** Opening DATA FOR PROCESSING block **

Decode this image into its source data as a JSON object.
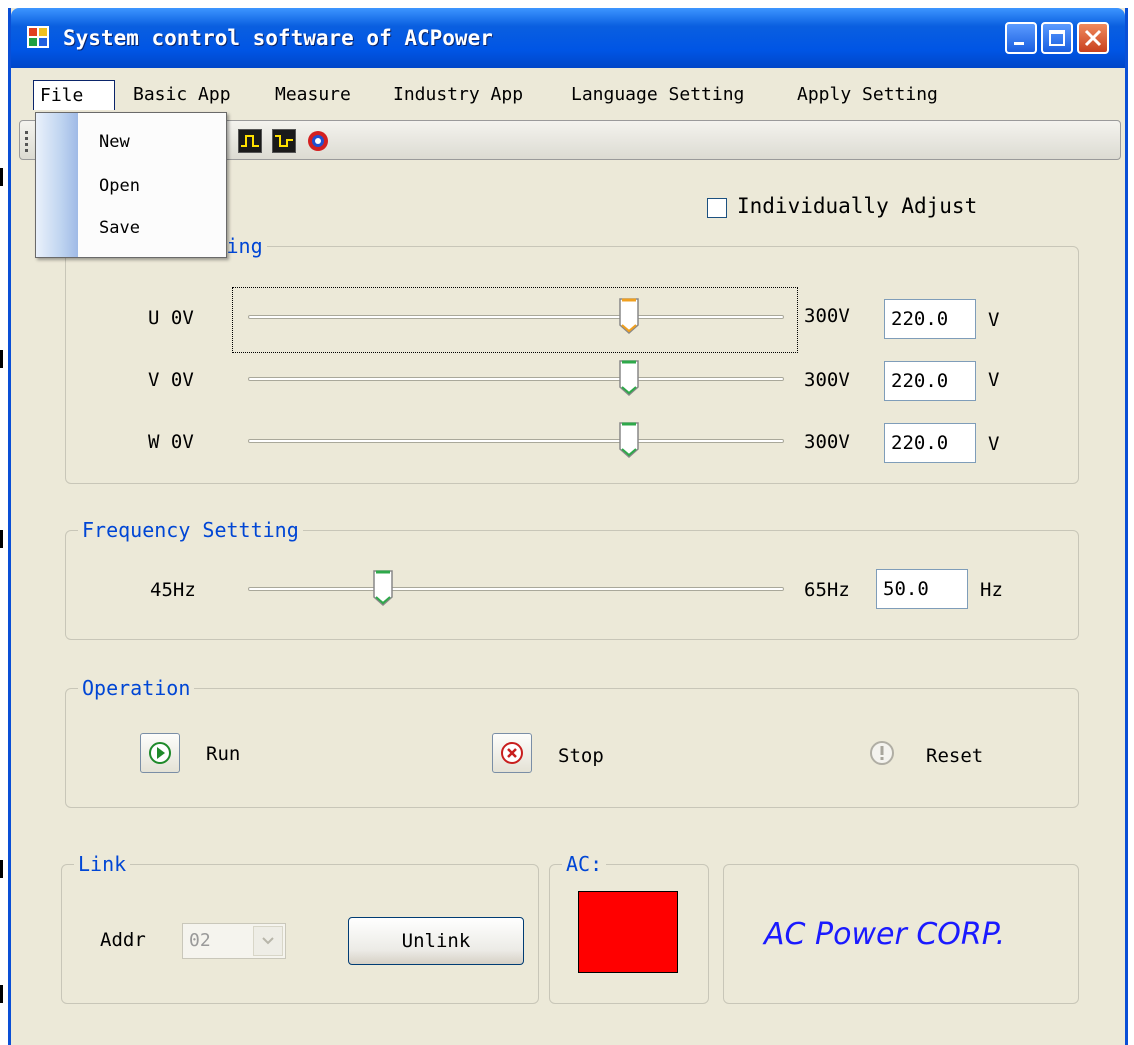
{
  "window": {
    "title": "System control software of ACPower",
    "accent_color": "#0055e5"
  },
  "menubar": {
    "items": [
      "File",
      "Basic App",
      "Measure",
      "Industry App",
      "Language Setting",
      "Apply Setting"
    ]
  },
  "file_menu": {
    "items": [
      "New",
      "Open",
      "Save"
    ]
  },
  "toolbar": {
    "icons": [
      "pulse-rise-icon",
      "pulse-fall-icon",
      "power-cycle-icon"
    ]
  },
  "individually_adjust": {
    "label": "Individually Adjust",
    "checked": false
  },
  "voltage": {
    "title": "Voltage Setting",
    "unit": "V",
    "max_label": "300V",
    "rows": [
      {
        "label": "U 0V",
        "value": "220.0",
        "unit": "V",
        "level": 0.733
      },
      {
        "label": "V 0V",
        "value": "220.0",
        "unit": "V",
        "level": 0.733
      },
      {
        "label": "W 0V",
        "value": "220.0",
        "unit": "V",
        "level": 0.733
      }
    ]
  },
  "frequency": {
    "title": "Frequency Settting",
    "min_label": "45Hz",
    "max_label": "65Hz",
    "value": "50.0",
    "unit": "Hz",
    "level": 0.25
  },
  "operation": {
    "title": "Operation",
    "run_label": "Run",
    "stop_label": "Stop",
    "reset_label": "Reset"
  },
  "link": {
    "title": "Link",
    "addr_label": "Addr",
    "addr_value": "02",
    "unlink_label": "Unlink"
  },
  "ac": {
    "title": "AC:",
    "status_color": "#ff0000"
  },
  "brand": {
    "text": "AC Power CORP."
  }
}
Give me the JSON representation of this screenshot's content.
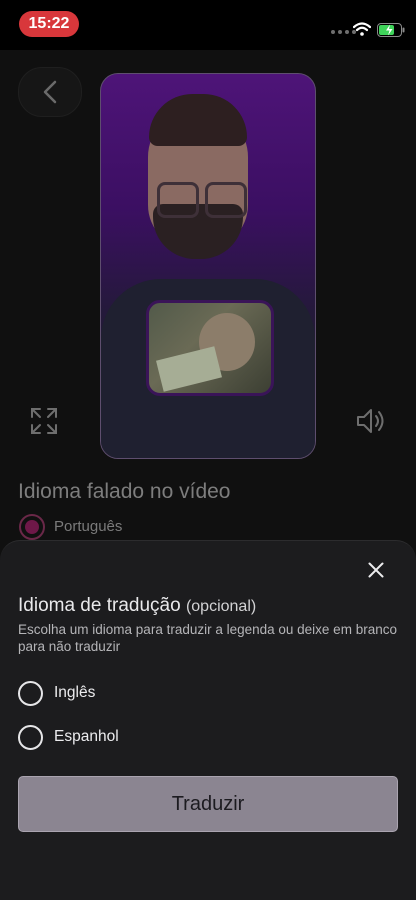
{
  "status_bar": {
    "time": "15:22"
  },
  "colors": {
    "time_pill": "#d8373b",
    "radio_selected": "#6e1848",
    "sheet_background": "#1c1c1e",
    "translate_button": "#8b8591"
  },
  "icons": {
    "back": "chevron-left-icon",
    "fullscreen": "expand-icon",
    "volume": "speaker-icon",
    "close": "close-icon",
    "wifi": "wifi-icon",
    "battery": "battery-charging-icon"
  },
  "spoken_language": {
    "title": "Idioma falado no vídeo",
    "selected": "Português"
  },
  "translation_sheet": {
    "title": "Idioma de tradução",
    "title_suffix": "(opcional)",
    "subtitle": "Escolha um idioma para traduzir a legenda ou deixe em branco para não traduzir",
    "options": [
      {
        "label": "Inglês",
        "selected": false
      },
      {
        "label": "Espanhol",
        "selected": false
      }
    ],
    "submit_label": "Traduzir"
  }
}
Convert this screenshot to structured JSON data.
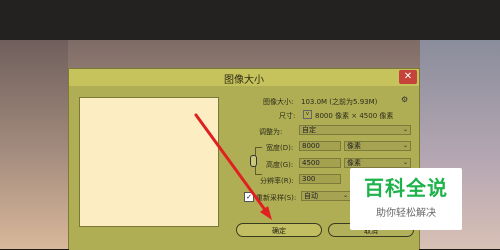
{
  "dialog": {
    "title": "图像大小",
    "close_symbol": "✕",
    "image_size_label": "图像大小:",
    "image_size_value": "103.0M (之前为5.93M)",
    "dimensions_label": "尺寸:",
    "dimensions_value": "8000 像素 × 4500 像素",
    "fit_to_label": "调整为:",
    "fit_to_value": "自定",
    "width_label": "宽度(D):",
    "width_value": "8000",
    "width_unit": "像素",
    "height_label": "高度(G):",
    "height_value": "4500",
    "height_unit": "像素",
    "resolution_label": "分辨率(R):",
    "resolution_value": "300",
    "resample_label": "重新采样(S):",
    "resample_checked": true,
    "resample_value": "自动",
    "ok_label": "确定",
    "cancel_label": "取消"
  },
  "watermark": {
    "title": "百科全说",
    "subtitle": "助你轻松解决"
  },
  "colors": {
    "dialog_bg": "#b0ae55",
    "preview_bg": "#fdedc2",
    "close_button": "#c5433a",
    "annotation_arrow": "#e02020",
    "watermark_green": "#1db34a"
  }
}
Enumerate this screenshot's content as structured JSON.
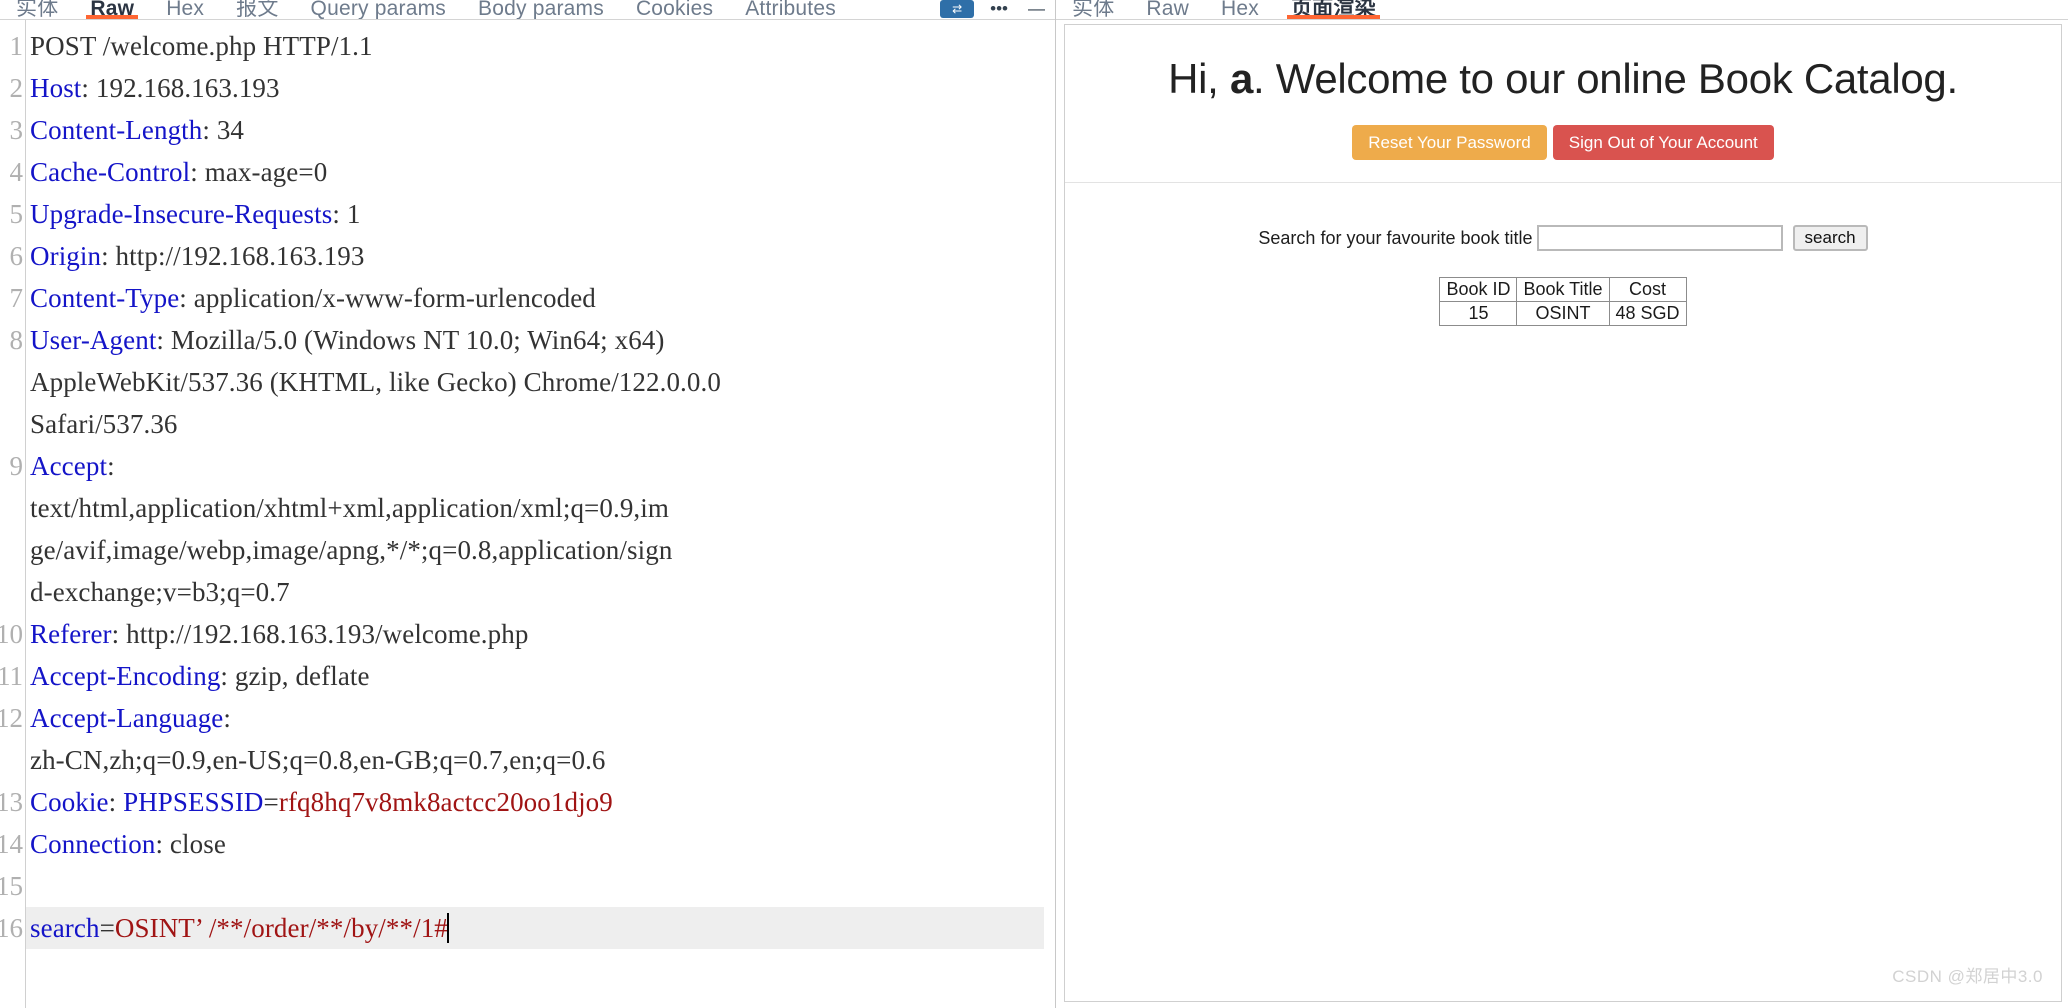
{
  "request_panel": {
    "tabs": [
      {
        "label": "实体",
        "active": false,
        "muted": true
      },
      {
        "label": "Raw",
        "active": true,
        "muted": false
      },
      {
        "label": "Hex",
        "active": false,
        "muted": true
      },
      {
        "label": "报文",
        "active": false,
        "muted": true
      },
      {
        "label": "Query params",
        "active": false,
        "muted": true
      },
      {
        "label": "Body params",
        "active": false,
        "muted": true
      },
      {
        "label": "Cookies",
        "active": false,
        "muted": true
      },
      {
        "label": "Attributes",
        "active": false,
        "muted": true
      }
    ],
    "toolbar": {
      "action_button_label": "⇄",
      "overflow_label": "•••",
      "minimize_label": "—"
    },
    "lines": [
      {
        "num": "1",
        "segments": [
          {
            "t": "POST /welcome.php HTTP/1.1",
            "c": "v"
          }
        ]
      },
      {
        "num": "2",
        "segments": [
          {
            "t": "Host",
            "c": "k"
          },
          {
            "t": ": 192.168.163.193",
            "c": "v"
          }
        ]
      },
      {
        "num": "3",
        "segments": [
          {
            "t": "Content-Length",
            "c": "k"
          },
          {
            "t": ": 34",
            "c": "v"
          }
        ]
      },
      {
        "num": "4",
        "segments": [
          {
            "t": "Cache-Control",
            "c": "k"
          },
          {
            "t": ": max-age=0",
            "c": "v"
          }
        ]
      },
      {
        "num": "5",
        "segments": [
          {
            "t": "Upgrade-Insecure-Requests",
            "c": "k"
          },
          {
            "t": ": 1",
            "c": "v"
          }
        ]
      },
      {
        "num": "6",
        "segments": [
          {
            "t": "Origin",
            "c": "k"
          },
          {
            "t": ": http://192.168.163.193",
            "c": "v"
          }
        ]
      },
      {
        "num": "7",
        "segments": [
          {
            "t": "Content-Type",
            "c": "k"
          },
          {
            "t": ": application/x-www-form-urlencoded",
            "c": "v"
          }
        ]
      },
      {
        "num": "8",
        "segments": [
          {
            "t": "User-Agent",
            "c": "k"
          },
          {
            "t": ": Mozilla/5.0 (Windows NT 10.0; Win64; x64)",
            "c": "v"
          }
        ]
      },
      {
        "num": "",
        "segments": [
          {
            "t": "AppleWebKit/537.36 (KHTML, like Gecko) Chrome/122.0.0.0",
            "c": "v"
          }
        ]
      },
      {
        "num": "",
        "segments": [
          {
            "t": "Safari/537.36",
            "c": "v"
          }
        ]
      },
      {
        "num": "9",
        "segments": [
          {
            "t": "Accept",
            "c": "k"
          },
          {
            "t": ":",
            "c": "v"
          }
        ]
      },
      {
        "num": "",
        "segments": [
          {
            "t": "text/html,application/xhtml+xml,application/xml;q=0.9,im",
            "c": "v"
          }
        ]
      },
      {
        "num": "",
        "segments": [
          {
            "t": "ge/avif,image/webp,image/apng,*/*;q=0.8,application/sign",
            "c": "v"
          }
        ]
      },
      {
        "num": "",
        "segments": [
          {
            "t": "d-exchange;v=b3;q=0.7",
            "c": "v"
          }
        ]
      },
      {
        "num": "10",
        "segments": [
          {
            "t": "Referer",
            "c": "k"
          },
          {
            "t": ": http://192.168.163.193/welcome.php",
            "c": "v"
          }
        ]
      },
      {
        "num": "11",
        "segments": [
          {
            "t": "Accept-Encoding",
            "c": "k"
          },
          {
            "t": ": gzip, deflate",
            "c": "v"
          }
        ]
      },
      {
        "num": "12",
        "segments": [
          {
            "t": "Accept-Language",
            "c": "k"
          },
          {
            "t": ":",
            "c": "v"
          }
        ]
      },
      {
        "num": "",
        "segments": [
          {
            "t": "zh-CN,zh;q=0.9,en-US;q=0.8,en-GB;q=0.7,en;q=0.6",
            "c": "v"
          }
        ]
      },
      {
        "num": "13",
        "segments": [
          {
            "t": "Cookie",
            "c": "k"
          },
          {
            "t": ": ",
            "c": "v"
          },
          {
            "t": "PHPSESSID",
            "c": "k"
          },
          {
            "t": "=",
            "c": "v"
          },
          {
            "t": "rfq8hq7v8mk8actcc20oo1djo9",
            "c": "r"
          }
        ]
      },
      {
        "num": "14",
        "segments": [
          {
            "t": "Connection",
            "c": "k"
          },
          {
            "t": ": close",
            "c": "v"
          }
        ]
      },
      {
        "num": "15",
        "segments": [
          {
            "t": "",
            "c": "v"
          }
        ]
      },
      {
        "num": "16",
        "highlight": true,
        "caret": true,
        "segments": [
          {
            "t": "search",
            "c": "k"
          },
          {
            "t": "=",
            "c": "v"
          },
          {
            "t": "OSINT’ /**/order/**/by/**/1#",
            "c": "r"
          }
        ]
      }
    ]
  },
  "response_panel": {
    "tabs": [
      {
        "label": "实体",
        "active": false,
        "muted": true
      },
      {
        "label": "Raw",
        "active": false,
        "muted": true
      },
      {
        "label": "Hex",
        "active": false,
        "muted": true
      },
      {
        "label": "页面渲染",
        "active": true,
        "muted": false
      }
    ],
    "page": {
      "greeting_prefix": "Hi, ",
      "username": "a",
      "greeting_suffix": ". Welcome to our online Book Catalog.",
      "reset_password_label": "Reset Your Password",
      "sign_out_label": "Sign Out of Your Account",
      "search_label": "Search for your favourite book title",
      "search_value": "",
      "search_placeholder": "",
      "search_button_label": "search",
      "table": {
        "headers": [
          "Book ID",
          "Book Title",
          "Cost"
        ],
        "rows": [
          [
            "15",
            "OSINT",
            "48 SGD"
          ]
        ]
      }
    },
    "colors": {
      "warning": "#eeab4b",
      "danger": "#d9534f",
      "tab_accent": "#ff6633"
    }
  },
  "watermark": "CSDN @郑居中3.0"
}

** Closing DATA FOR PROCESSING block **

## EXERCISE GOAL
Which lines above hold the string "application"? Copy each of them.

## ANSWER SPACE
            "t": ": application/x-www-form-urlencoded",
            "t": "text/html,application/xhtml+xml,application/xml;q=0.9,im",
            "t": "ge/avif,image/webp,image/apng,*/*;q=0.8,application/sign",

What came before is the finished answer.